That world is long gone.
Today, when more people experience more of reality via the screens of their handheld devices, it no longer makes sense to think that art and life—or two-dimensional imagery and three-dimensional reality—can be so easily disentangled. Every day, over and over again, people all over the globe do not mistake one for the other so much as we see the two intermingle in ways that make it difficult to distinguish between fact and fiction. Fantasy and reality run together. The same goes for truth and artifice, politics and symbolism, reality and its representation.
Linnenbrink’s handcrafted works traverse that slippery territory, boldly and potently and often with abandon. Each cultivates ambiguity by making physical the differences—and similarities—between two-dimensional surfaces and threedimensional volumes. Included in the Dortmund-born and Brooklyn-based artist’s exhibition are paintings that function sculpturally; a sculpture that resembles a multilayered fragment of dozens of paintings; and a gallery painted to make visitors feel as if they are inside both, which might be a good way to think about the architectural space human bodies occupy—while evoking memories of crowded spaces at a time when that is no longer as commonplace as it once was.
“IWANNABEWHEREYOUARE” is a super-efficient survey of the various types of works Linnenbrink has been making for the last thirty years.
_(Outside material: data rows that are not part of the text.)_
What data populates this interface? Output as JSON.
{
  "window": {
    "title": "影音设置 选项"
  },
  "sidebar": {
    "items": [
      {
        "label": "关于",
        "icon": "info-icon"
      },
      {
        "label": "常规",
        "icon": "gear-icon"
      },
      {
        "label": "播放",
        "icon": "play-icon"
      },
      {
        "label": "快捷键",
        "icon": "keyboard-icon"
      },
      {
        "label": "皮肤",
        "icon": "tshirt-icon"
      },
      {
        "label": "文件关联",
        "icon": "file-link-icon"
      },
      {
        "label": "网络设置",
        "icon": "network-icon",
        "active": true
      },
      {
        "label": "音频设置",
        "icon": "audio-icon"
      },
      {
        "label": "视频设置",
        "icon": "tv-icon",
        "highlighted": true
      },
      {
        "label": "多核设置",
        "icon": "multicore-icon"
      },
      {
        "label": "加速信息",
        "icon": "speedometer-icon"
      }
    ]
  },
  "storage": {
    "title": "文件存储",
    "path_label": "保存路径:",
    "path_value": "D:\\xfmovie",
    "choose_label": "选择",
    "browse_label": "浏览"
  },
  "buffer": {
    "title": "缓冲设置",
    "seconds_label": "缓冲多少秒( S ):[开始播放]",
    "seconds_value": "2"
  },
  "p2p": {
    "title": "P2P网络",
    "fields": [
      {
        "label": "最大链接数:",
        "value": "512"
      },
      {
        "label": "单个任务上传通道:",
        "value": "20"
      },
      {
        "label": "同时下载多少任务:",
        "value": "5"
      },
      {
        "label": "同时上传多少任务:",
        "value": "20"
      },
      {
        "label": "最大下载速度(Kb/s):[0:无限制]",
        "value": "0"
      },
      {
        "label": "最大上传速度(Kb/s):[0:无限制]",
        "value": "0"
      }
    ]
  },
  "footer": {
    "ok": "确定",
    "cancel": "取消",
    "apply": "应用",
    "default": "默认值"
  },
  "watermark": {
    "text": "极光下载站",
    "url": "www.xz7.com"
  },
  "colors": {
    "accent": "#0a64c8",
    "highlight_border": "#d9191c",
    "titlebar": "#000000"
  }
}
Included are at least one example from each of six types of painting, including his often mural-scale “Drip” paintings; his gem-like “Drills;” his radiantly topographical “Cuts;” his haunting “Photo Drips;” his atmospheric “Encaustic” panels; and his woozy, hallucination-inducing “Reverse” paintings.
The single sculpture, "DONTWANTTOKNOWDONTWANTTOHEAR" adds another layer of complexity to Linnenbrink’s sedimentary style of working. Raising questions of trust and doubt, believability and suspicion, the slick spheroid of a sculpture does the opposite of what its title states: It makes you want to know more about how it was made, why it was made, and what it might mean—as well as how all three questions shape the way you understand it, and, most important, your relationship to it.
In a sense, Linnenbrink’s installation occupies the opposite end of the spectrum: Rather than seeing tangible layers of bright color sandwiched together in a sphere, you sense colors in the distance, as if seeing them through a thick fog or at twilight. Dim, faded, and vanishing beneath sensuous washes of black and gray Chinese ink, they appear to be far off in space—and in time—but also right there, within arm’s reach, on the wall. Vaporous, like ghostly apparitions, and matter of fact, like any room’s walls, they evoke worlds both far away and internal, long lost and inside us.
These two works “frame” or “bookend” the paintings in Linnenbrink’s exhibition. At once physical and elusive, tactile and evocative, all of his experience-inducing works tug visitors in different directions, leaving each of us free to figure out what that might mean for us—and those around us.
– David Pagel
MARKUS LINNENBRINK, born 1961 in Dortmund, Germany. He lives and works in Brooklyn, New York, USA.